WASHINGTON (Reuters) - U.S. President Barack Obama is considering naming Lael Brainard, a senior U.S. Treasury Department official and a veteran of Democratic administration economic policymaking, to fill a vacancy at the Federal Reserve, the Washington Post reported on Sunday.
Brainard’s conversations with the administration have picked up in recent weeks and she is seriously considering the nomination, the newspaper said, citing people familiar with the process.
The White House is also weighing naming Janice Eberly, a former Treasury Department official, to a Fed board seat, although that process is not as far advanced as Brainard‘s, the Post said.
The White House and the Treasury declined to comment on the report.
Obama, who has come under fire for not naming more women to top policymaking posts, has a chance to put a big mark on the U.S. central bank over coming months with picks to fill out the Fed’s seven-person Board of Governors.
He is considering candidates to replace Ben Bernanke when his second four-year term as Fed chairman expires in January.
At the same time, there is already one vacancy on the board and at least one other likely to open up soon. Elizabeth Duke left the Fed board at the end of last month; Obama has nominated Fed Governor Sarah Raskin to be deputy Treasury secretary; and Fed Governor Jerome Powell’s term expires at the end of January, although he could be reappointed by Obama.
Many economists also think Fed Vice Chair Janet Yellen will step down when her term is up in October - if, as many expect, Obama nominates his former economic adviser Lawrence Summers to replace Bernanke.

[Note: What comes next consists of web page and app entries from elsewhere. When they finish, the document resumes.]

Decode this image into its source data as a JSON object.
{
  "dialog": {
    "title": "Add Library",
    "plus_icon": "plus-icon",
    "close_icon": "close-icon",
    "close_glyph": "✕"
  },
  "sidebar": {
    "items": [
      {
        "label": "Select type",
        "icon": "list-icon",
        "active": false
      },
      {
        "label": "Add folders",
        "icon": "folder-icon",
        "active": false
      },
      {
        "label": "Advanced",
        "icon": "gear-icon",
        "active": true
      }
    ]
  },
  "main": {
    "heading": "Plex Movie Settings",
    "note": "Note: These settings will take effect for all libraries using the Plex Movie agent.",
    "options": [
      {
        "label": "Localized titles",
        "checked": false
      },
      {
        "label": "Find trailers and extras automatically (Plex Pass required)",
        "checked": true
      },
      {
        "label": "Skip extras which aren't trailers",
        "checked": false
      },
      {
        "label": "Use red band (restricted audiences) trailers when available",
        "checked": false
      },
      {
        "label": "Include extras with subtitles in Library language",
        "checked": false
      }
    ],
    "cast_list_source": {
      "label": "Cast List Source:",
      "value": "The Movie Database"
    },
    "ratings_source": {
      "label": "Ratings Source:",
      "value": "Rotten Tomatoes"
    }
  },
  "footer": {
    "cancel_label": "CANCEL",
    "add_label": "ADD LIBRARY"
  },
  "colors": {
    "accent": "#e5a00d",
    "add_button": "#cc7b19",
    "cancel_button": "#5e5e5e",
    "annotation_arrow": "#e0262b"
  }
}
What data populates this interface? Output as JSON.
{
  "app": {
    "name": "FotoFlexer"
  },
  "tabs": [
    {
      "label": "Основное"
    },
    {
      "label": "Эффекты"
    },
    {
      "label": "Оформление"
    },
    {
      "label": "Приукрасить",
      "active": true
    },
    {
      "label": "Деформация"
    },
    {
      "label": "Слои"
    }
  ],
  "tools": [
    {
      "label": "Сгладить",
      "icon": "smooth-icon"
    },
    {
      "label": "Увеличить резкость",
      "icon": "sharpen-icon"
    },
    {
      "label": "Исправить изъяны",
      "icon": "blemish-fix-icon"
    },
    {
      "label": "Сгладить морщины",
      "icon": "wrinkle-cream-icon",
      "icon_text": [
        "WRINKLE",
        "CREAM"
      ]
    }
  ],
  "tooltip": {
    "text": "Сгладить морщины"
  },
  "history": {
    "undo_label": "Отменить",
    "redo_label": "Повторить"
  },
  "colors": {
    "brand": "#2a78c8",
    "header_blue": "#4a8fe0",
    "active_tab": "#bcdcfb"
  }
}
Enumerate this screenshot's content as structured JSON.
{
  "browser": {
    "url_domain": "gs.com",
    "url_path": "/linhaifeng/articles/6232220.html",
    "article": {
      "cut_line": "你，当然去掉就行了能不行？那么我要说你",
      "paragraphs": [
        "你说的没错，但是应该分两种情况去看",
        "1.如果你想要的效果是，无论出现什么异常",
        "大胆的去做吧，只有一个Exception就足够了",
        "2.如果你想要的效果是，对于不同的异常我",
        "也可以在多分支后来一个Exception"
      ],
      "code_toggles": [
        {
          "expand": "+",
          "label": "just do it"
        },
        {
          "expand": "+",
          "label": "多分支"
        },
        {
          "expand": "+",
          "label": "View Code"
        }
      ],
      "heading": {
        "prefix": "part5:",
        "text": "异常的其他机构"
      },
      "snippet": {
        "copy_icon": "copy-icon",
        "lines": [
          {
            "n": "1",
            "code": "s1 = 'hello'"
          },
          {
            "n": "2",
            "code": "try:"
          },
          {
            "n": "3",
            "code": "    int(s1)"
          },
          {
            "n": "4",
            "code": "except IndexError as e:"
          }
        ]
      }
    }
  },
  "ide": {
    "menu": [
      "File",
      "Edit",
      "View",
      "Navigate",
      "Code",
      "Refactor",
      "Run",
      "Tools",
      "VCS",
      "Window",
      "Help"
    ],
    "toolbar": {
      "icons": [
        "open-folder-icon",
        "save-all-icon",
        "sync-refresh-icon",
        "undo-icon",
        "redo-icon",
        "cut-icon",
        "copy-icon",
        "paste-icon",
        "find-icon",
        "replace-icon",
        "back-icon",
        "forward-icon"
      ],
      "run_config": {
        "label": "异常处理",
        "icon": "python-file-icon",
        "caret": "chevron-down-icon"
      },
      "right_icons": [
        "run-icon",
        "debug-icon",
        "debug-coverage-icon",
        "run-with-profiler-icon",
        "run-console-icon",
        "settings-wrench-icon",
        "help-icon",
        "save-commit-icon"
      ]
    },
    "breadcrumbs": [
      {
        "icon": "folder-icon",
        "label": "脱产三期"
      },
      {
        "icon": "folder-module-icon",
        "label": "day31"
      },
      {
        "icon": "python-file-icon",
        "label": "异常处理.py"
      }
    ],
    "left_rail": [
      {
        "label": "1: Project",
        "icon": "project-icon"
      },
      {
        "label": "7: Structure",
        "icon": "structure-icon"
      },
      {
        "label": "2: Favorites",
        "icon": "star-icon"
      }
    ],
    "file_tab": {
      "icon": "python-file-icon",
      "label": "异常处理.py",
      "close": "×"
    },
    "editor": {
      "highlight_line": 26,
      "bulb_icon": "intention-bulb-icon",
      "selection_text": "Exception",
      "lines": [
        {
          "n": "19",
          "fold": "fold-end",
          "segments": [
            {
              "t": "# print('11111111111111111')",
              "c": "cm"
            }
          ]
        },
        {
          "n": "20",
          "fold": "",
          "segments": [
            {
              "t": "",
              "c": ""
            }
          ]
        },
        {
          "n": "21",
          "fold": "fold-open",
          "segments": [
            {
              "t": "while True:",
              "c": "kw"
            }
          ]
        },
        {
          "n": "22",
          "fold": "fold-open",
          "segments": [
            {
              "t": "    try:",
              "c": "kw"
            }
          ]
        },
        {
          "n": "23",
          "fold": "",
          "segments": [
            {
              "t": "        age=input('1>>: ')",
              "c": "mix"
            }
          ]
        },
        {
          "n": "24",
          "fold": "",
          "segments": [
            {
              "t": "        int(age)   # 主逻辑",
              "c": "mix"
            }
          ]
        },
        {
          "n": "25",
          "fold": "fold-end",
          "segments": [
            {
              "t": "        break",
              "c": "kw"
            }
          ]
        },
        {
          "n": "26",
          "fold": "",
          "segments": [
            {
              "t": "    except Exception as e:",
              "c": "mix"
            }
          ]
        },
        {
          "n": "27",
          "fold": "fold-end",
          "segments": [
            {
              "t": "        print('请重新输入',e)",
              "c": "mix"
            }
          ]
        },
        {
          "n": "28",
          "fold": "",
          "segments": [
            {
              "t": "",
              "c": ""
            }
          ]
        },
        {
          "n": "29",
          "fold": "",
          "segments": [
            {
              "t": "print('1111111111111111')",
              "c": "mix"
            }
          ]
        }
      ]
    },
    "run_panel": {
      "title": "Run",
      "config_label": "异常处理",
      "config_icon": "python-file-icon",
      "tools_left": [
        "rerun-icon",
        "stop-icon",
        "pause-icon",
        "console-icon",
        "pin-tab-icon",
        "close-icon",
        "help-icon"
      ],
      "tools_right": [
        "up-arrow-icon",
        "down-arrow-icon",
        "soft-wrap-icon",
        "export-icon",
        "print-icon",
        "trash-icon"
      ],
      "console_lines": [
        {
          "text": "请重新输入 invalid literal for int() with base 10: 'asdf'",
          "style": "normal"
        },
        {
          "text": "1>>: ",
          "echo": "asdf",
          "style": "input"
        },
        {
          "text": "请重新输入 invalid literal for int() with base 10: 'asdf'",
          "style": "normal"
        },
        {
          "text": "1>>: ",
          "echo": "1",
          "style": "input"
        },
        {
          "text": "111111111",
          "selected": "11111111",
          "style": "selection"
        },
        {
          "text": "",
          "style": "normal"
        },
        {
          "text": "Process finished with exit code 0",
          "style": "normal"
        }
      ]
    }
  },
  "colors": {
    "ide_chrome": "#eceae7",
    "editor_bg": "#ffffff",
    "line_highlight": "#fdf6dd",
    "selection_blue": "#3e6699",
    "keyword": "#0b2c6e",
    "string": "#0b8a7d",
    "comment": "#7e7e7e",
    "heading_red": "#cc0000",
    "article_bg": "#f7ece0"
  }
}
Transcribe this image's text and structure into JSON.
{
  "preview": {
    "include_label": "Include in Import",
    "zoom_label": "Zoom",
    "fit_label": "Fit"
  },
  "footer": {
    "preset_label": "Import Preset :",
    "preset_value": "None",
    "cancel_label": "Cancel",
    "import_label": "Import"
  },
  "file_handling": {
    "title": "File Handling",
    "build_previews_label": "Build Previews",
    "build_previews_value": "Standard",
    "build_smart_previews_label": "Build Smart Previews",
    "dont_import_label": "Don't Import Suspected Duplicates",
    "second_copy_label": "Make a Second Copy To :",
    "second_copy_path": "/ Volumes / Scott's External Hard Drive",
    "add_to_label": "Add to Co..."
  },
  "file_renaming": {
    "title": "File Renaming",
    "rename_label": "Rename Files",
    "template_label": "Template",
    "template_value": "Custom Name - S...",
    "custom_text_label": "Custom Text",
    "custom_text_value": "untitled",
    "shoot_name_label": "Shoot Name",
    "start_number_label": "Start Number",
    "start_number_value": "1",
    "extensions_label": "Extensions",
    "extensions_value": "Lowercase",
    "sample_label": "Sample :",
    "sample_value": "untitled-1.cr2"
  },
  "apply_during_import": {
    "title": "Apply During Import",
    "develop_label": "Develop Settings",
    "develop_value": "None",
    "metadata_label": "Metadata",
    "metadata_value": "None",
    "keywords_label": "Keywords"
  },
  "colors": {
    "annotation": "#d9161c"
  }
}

Brainard is undersecretary of the Treasury for international affairs, a key position in U.S. financial diplomacy. She was deputy director of the White House National Economic Council in the Clinton administration, when Summers was a top official at the Treasury.
Eberly is a professor at the Kellogg School of Management at Northwestern University who served until recently as assistant secretary of the Treasury for economic policy.
Reporting by Mark Felsenthal and Anna Yukhananov; Editing by Nick Zieminski